Which lines of the data contain the string "Toplam"? Copy every one of them.

--- DATA FOR THIS EXERCISE ---

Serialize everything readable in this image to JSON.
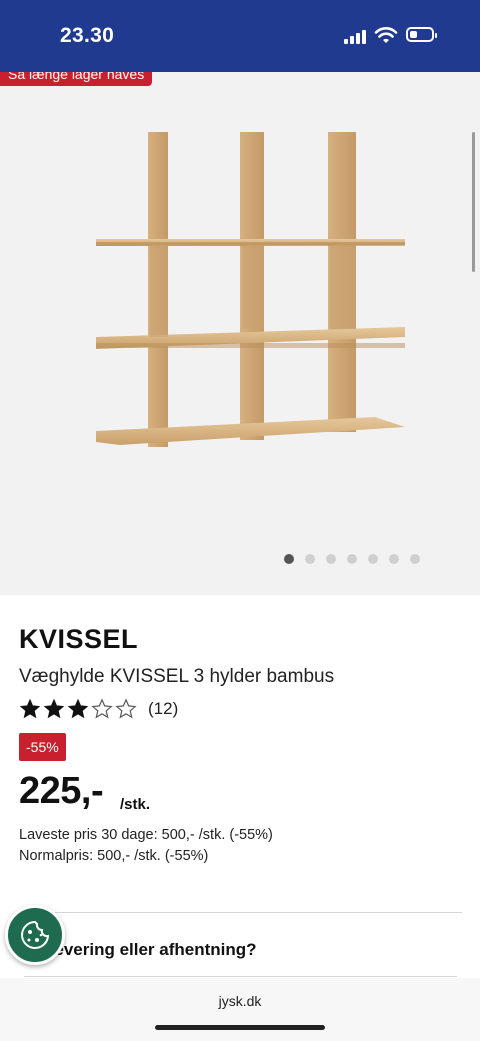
{
  "status_bar": {
    "time": "23.30"
  },
  "gallery": {
    "promo_tag": "Så længe lager haves",
    "image_alt": "Væghylde KVISSEL 3 hylder bambus",
    "dot_count": 7,
    "active_index": 0
  },
  "product": {
    "name": "KVISSEL",
    "description": "Væghylde KVISSEL 3 hylder bambus",
    "rating": {
      "value": 3,
      "max": 5,
      "count_label": "(12)"
    },
    "discount_badge": "-55%",
    "price": "225,-",
    "unit": "/stk.",
    "lowest_price_note": "Laveste pris 30 dage: 500,- /stk. (-55%)",
    "normal_price_note": "Normalpris: 500,- /stk. (-55%)"
  },
  "delivery": {
    "label": "Levering eller afhentning?"
  },
  "browser": {
    "url": "jysk.dk"
  },
  "colors": {
    "brand_blue": "#1f3a8f",
    "sale_red": "#c8202f",
    "cookie_green": "#1e6b4f"
  }
}
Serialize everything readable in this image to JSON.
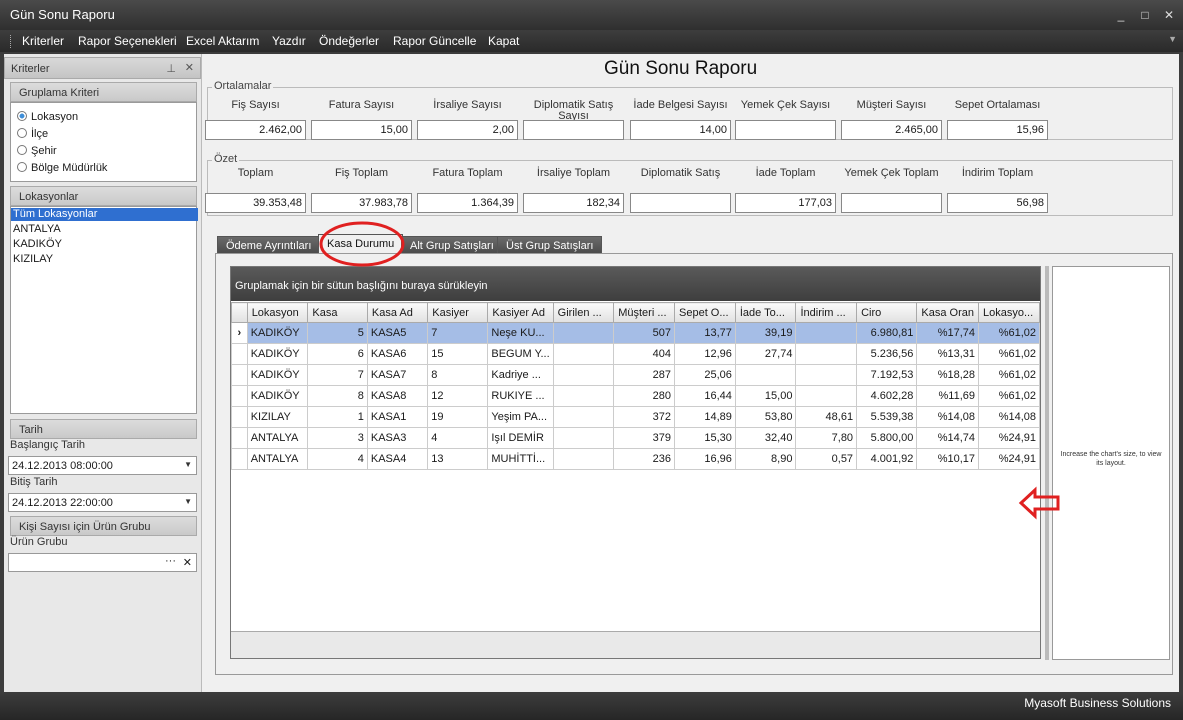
{
  "window": {
    "title": "Gün Sonu Raporu"
  },
  "menu": [
    "Kriterler",
    "Rapor Seçenekleri",
    "Excel Aktarım",
    "Yazdır",
    "Öndeğerler",
    "Rapor Güncelle",
    "Kapat"
  ],
  "left": {
    "panel_title": "Kriterler",
    "gruplama": {
      "title": "Gruplama Kriteri",
      "options": [
        "Lokasyon",
        "İlçe",
        "Şehir",
        "Bölge Müdürlük"
      ],
      "selected": "Lokasyon"
    },
    "lokasyonlar": {
      "title": "Lokasyonlar",
      "items": [
        "Tüm Lokasyonlar",
        "ANTALYA",
        "KADIKÖY",
        "KIZILAY"
      ],
      "selected": "Tüm Lokasyonlar"
    },
    "tarih": {
      "title": "Tarih",
      "start_label": "Başlangıç Tarih",
      "start_value": "24.12.2013 08:00:00",
      "end_label": "Bitiş Tarih",
      "end_value": "24.12.2013 22:00:00"
    },
    "urun": {
      "title": "Kişi Sayısı için Ürün Grubu",
      "label": "Ürün Grubu",
      "value": ""
    }
  },
  "report_title": "Gün Sonu Raporu",
  "ortalamalar": {
    "title": "Ortalamalar",
    "labels": [
      "Fiş Sayısı",
      "Fatura Sayısı",
      "İrsaliye Sayısı",
      "Diplomatik Satış Sayısı",
      "İade Belgesi Sayısı",
      "Yemek Çek Sayısı",
      "Müşteri Sayısı",
      "Sepet Ortalaması"
    ],
    "values": [
      "2.462,00",
      "15,00",
      "2,00",
      "",
      "14,00",
      "",
      "2.465,00",
      "15,96"
    ]
  },
  "ozet": {
    "title": "Özet",
    "labels": [
      "Toplam",
      "Fiş Toplam",
      "Fatura Toplam",
      "İrsaliye Toplam",
      "Diplomatik Satış",
      "İade Toplam",
      "Yemek Çek Toplam",
      "İndirim Toplam"
    ],
    "values": [
      "39.353,48",
      "37.983,78",
      "1.364,39",
      "182,34",
      "",
      "177,03",
      "",
      "56,98"
    ]
  },
  "tabs": [
    "Ödeme Ayrıntıları",
    "Kasa Durumu",
    "Alt Grup Satışları",
    "Üst Grup Satışları"
  ],
  "active_tab": "Kasa Durumu",
  "grid": {
    "group_hint": "Gruplamak için bir sütun başlığını buraya sürükleyin",
    "columns": [
      "Lokasyon",
      "Kasa",
      "Kasa Ad",
      "Kasiyer",
      "Kasiyer Ad",
      "Girilen ...",
      "Müşteri ...",
      "Sepet O...",
      "İade To...",
      "İndirim ...",
      "Ciro",
      "Kasa Oran",
      "Lokasyo..."
    ],
    "rows": [
      [
        "KADIKÖY",
        "5",
        "KASA5",
        "7",
        "Neşe KU...",
        "",
        "507",
        "13,77",
        "39,19",
        "",
        "6.980,81",
        "%17,74",
        "%61,02"
      ],
      [
        "KADIKÖY",
        "6",
        "KASA6",
        "15",
        "BEGUM Y...",
        "",
        "404",
        "12,96",
        "27,74",
        "",
        "5.236,56",
        "%13,31",
        "%61,02"
      ],
      [
        "KADIKÖY",
        "7",
        "KASA7",
        "8",
        "Kadriye ...",
        "",
        "287",
        "25,06",
        "",
        "",
        "7.192,53",
        "%18,28",
        "%61,02"
      ],
      [
        "KADIKÖY",
        "8",
        "KASA8",
        "12",
        "RUKIYE ...",
        "",
        "280",
        "16,44",
        "15,00",
        "",
        "4.602,28",
        "%11,69",
        "%61,02"
      ],
      [
        "KIZILAY",
        "1",
        "KASA1",
        "19",
        "Yeşim PA...",
        "",
        "372",
        "14,89",
        "53,80",
        "48,61",
        "5.539,38",
        "%14,08",
        "%14,08"
      ],
      [
        "ANTALYA",
        "3",
        "KASA3",
        "4",
        "Işıl DEMİR",
        "",
        "379",
        "15,30",
        "32,40",
        "7,80",
        "5.800,00",
        "%14,74",
        "%24,91"
      ],
      [
        "ANTALYA",
        "4",
        "KASA4",
        "13",
        "MUHİTTİ...",
        "",
        "236",
        "16,96",
        "8,90",
        "0,57",
        "4.001,92",
        "%10,17",
        "%24,91"
      ]
    ]
  },
  "chart_msg": "Increase the chart's size, to view its layout.",
  "status": "Myasoft Business Solutions",
  "colors": {
    "accent": "#2f6fd0",
    "selected_row": "#a5bde6",
    "annotation": "#e02020"
  }
}
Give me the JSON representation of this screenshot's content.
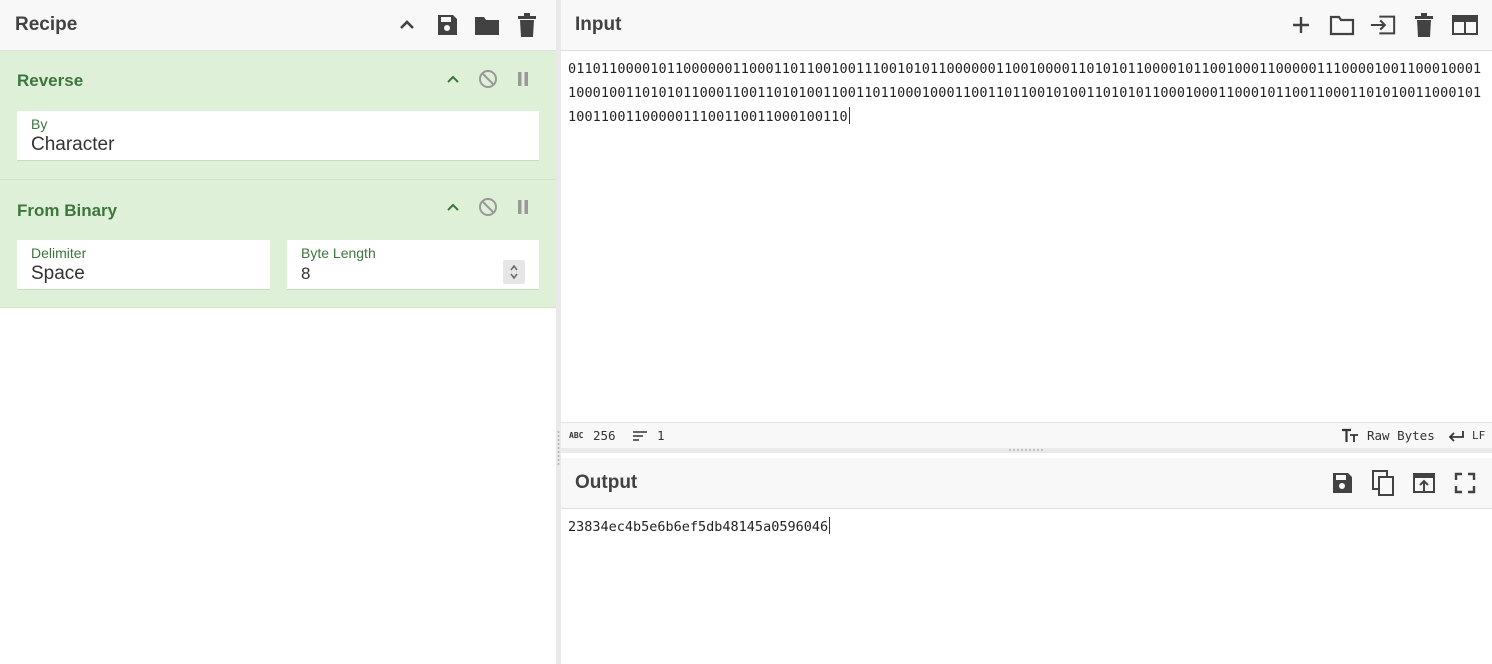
{
  "recipe": {
    "title": "Recipe",
    "operations": [
      {
        "name": "Reverse",
        "args": [
          {
            "label": "By",
            "value": "Character"
          }
        ]
      },
      {
        "name": "From Binary",
        "args": [
          {
            "label": "Delimiter",
            "value": "Space"
          },
          {
            "label": "Byte Length",
            "value": "8"
          }
        ]
      }
    ]
  },
  "input": {
    "title": "Input",
    "text": "0110110000101100000011000110110010011100101011000000110010000110101011000010110010001100000111000010011000100011000100110101011000110011010100110011011000100011001101100101001101010110001000110001011001100011010100110001011001100110000011100110011000100110",
    "status": {
      "char_count": "256",
      "line_count": "1",
      "encoding": "Raw Bytes",
      "eol": "LF",
      "abc_label": "ABC"
    }
  },
  "output": {
    "title": "Output",
    "text": "23834ec4b5e6b6ef5db48145a0596046"
  },
  "colors": {
    "op_background": "#dff0d8",
    "op_title": "#3c763d",
    "header_background": "#f8f8f8"
  }
}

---

RESPONSE:
      "Toplam",
      "Fiş Toplam",
      "Fatura Toplam",
      "İrsaliye Toplam",
      "İade Toplam",
      "Yemek Çek Toplam",
      "İndirim Toplam"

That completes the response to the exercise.